By Cod Satrusayang and Aukkaraporn Niyomyat BANGKOK (Reuters) - Monks and police scuffled on Monday at a Buddhist temple in Thailand where security forces are trying to arrest an influential former abbot on money-laundering charges. The standoff at the scandal-hit Dhammakaya Temple represents one of the biggest challenges to the authority of Thailand's junta since it took power in 2014. Police said they would try to avoid violence while threatening arrest for followers of the sprawling temple who have defied orders to leave and instead flocked there, hampering the search for 72-year-old Phra Dhammachayo.
Turkish officials say 26 people have been detained following a car bomb attack, which killed two people in the southeast of the country. The car bomb exploded Friday near the lodgings of judges and prosecutors in the mainly Kurdish town of Viransehir in Sanliurfa province, bordering Syria. In a news conference at the town's courthouse Saturday, Interior Minister Suleyman Soylu said the explosion killed the 11-year-old son of a court clerk and a 27-year-old neighborhood guard.
Dozens of people in Denver say they were fired for taking part in "A Day Without Immigrants" protest last week.
In a blog post published Sunday, former Uber engineer Susan Fowler Riggetti details her experiences working for the company. This isn’t the first time that Uber has run into human resources problems within its internal teams and management.
Russia wants global leaders to embrace a new world order where the U.S. and other western nations are not calling the shots, but rather sovereign nations will follow international law based on its national interests. Russian Foreign Minister Sergey Lavrov
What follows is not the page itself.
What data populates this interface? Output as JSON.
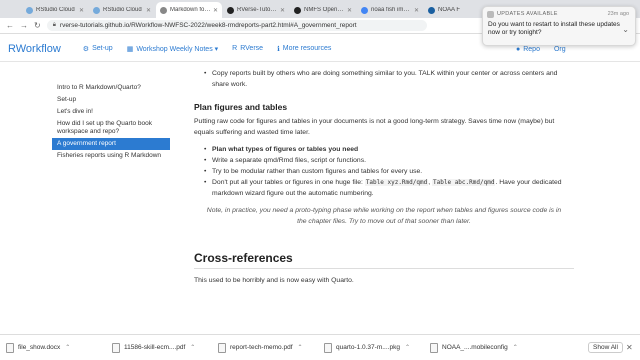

One person died and 27 others were injured -- three of them seriously -- when a train derailed Saturday shortly after leaving a station east of Brussels, officials said. The train carrying 85 passengers derailed four minutes after leaving Louvain bound for the North Sea coast via the Belgian capital, the SNCB railway authority said. The cause of the derailment -- which occurred shortly after 1:00 pm (1200 GMT) -- was not immediately known and investigators were on the scene.
Plug your noses and ready your "Juche fertilizer." It's time to prep the frozen fields in North Korea. North Korea relies on its farmers to squeeze absolutely all they can out of every harvest. Without doubt, life as a farmer in North Korea is harsh.
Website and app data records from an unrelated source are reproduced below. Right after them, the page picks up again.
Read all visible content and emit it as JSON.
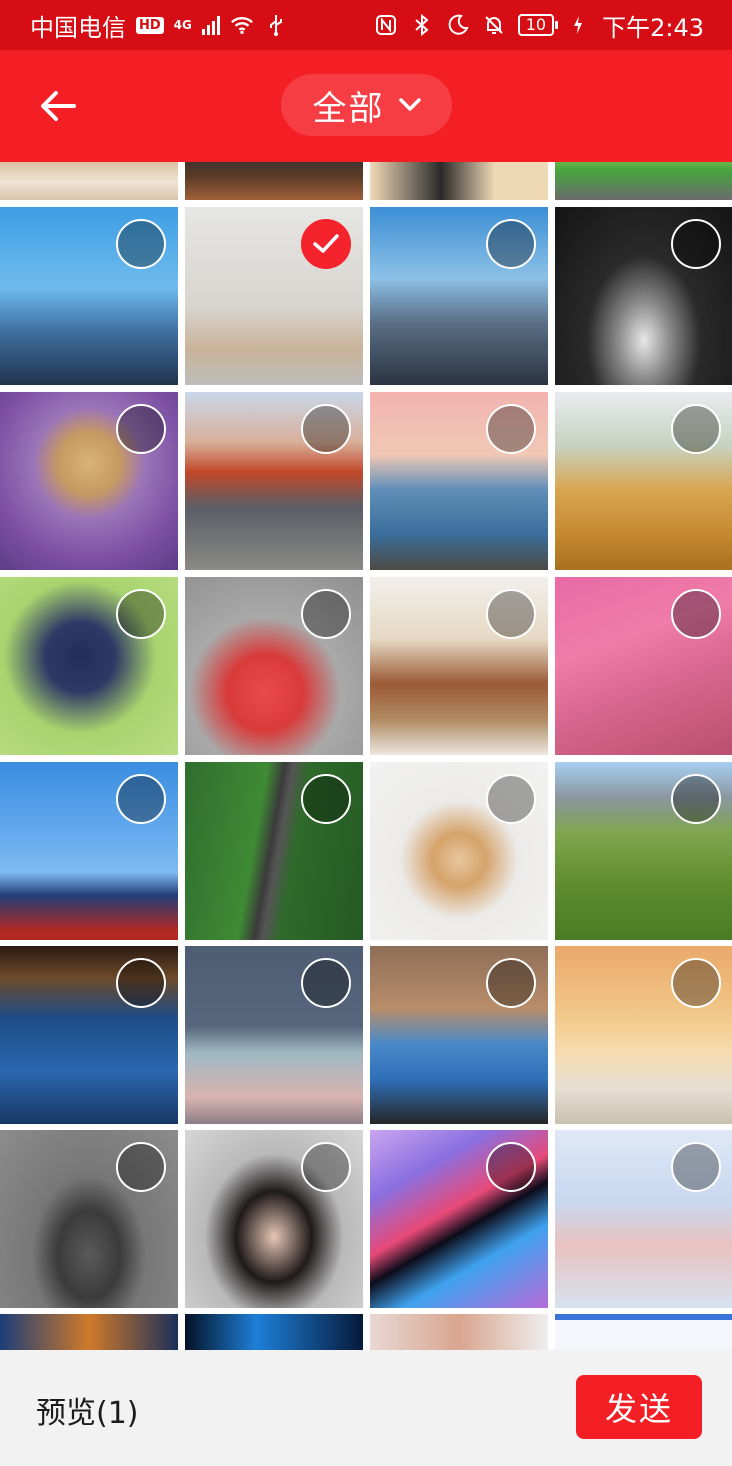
{
  "status_bar": {
    "carrier": "中国电信",
    "hd_badge": "HD",
    "network": "4G",
    "battery": "10",
    "time": "下午2:43"
  },
  "header": {
    "album_title": "全部"
  },
  "footer": {
    "preview_label": "预览(1)",
    "send_label": "发送"
  },
  "selected_count": 1
}
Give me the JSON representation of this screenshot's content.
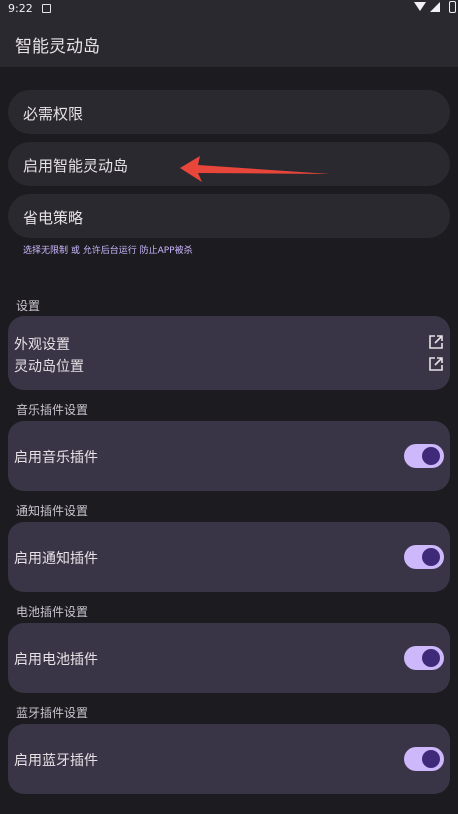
{
  "status": {
    "time": "9:22",
    "icons": [
      "app-notification-icon",
      "wifi-icon",
      "signal-icon",
      "battery-icon"
    ]
  },
  "app": {
    "title": "智能灵动岛"
  },
  "permissions": {
    "items": [
      {
        "label": "必需权限"
      },
      {
        "label": "启用智能灵动岛"
      },
      {
        "label": "省电策略"
      }
    ],
    "hint": "选择无限制 或 允许后台运行 防止APP被杀"
  },
  "settings": {
    "title": "设置",
    "items": [
      {
        "label": "外观设置",
        "icon": "open-in-new-icon"
      },
      {
        "label": "灵动岛位置",
        "icon": "open-in-new-icon"
      }
    ]
  },
  "plugins": [
    {
      "title": "音乐插件设置",
      "label": "启用音乐插件",
      "enabled": true
    },
    {
      "title": "通知插件设置",
      "label": "启用通知插件",
      "enabled": true
    },
    {
      "title": "电池插件设置",
      "label": "启用电池插件",
      "enabled": true
    },
    {
      "title": "蓝牙插件设置",
      "label": "启用蓝牙插件",
      "enabled": true
    }
  ],
  "colors": {
    "background": "#1c1b1f",
    "card": "#3a3546",
    "switch_track": "#cdb8fb",
    "switch_thumb": "#3f2a7a",
    "hint": "#cbb8ff",
    "arrow": "#e8463a"
  }
}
Jonathan Karl reflects on White House press relations throughout history. Teddy Roosevelt once wrote, to announce there must be no criticism of the president or that we are to stand with the president right or wrong is not only unpatriotic and servile, buzz is morally treasonable to the American public. When he was still in the white house, he coined the term muck Rakers to denounce inves gate I have journalists that he felt they were missing the good in the world.
Boston Police have made a kitty condo for a stray cat that’s been stopping by their department for three years. Officers in the Roxbury neighborhood of Boston have been feeding and caring for a calico cat they've dubbed “SWAT Cat” since 2013 but after the cat went missing for a few months, they decided to create a house for it, according to reports. "Officer Jamie Pietroski, a 15-year veteran of the Boston Police Department, stayed late after work for several nights painstakingly preparing SWAT Cat's new home," the department’s website read.
By Maina Waruru ABU DHABI (Thomson Reuters Foundation) - A “solar revolution” is coming to Africa, comparable in scale and importance to the rapid surge in mobile phone use on the continent two decades ago, predicts the head of the International Renewable Energy Agency. Fast-dropping costs for solar power, combined with plenty of sun and a huge need for electricity on a continent where many are still without it, means solar has huge potential in Africa, said Adnan Amin, the director general of IRENA. “Africa’s solar potential is enormous,” he said in an interview with the Thomson Reuters Foundation.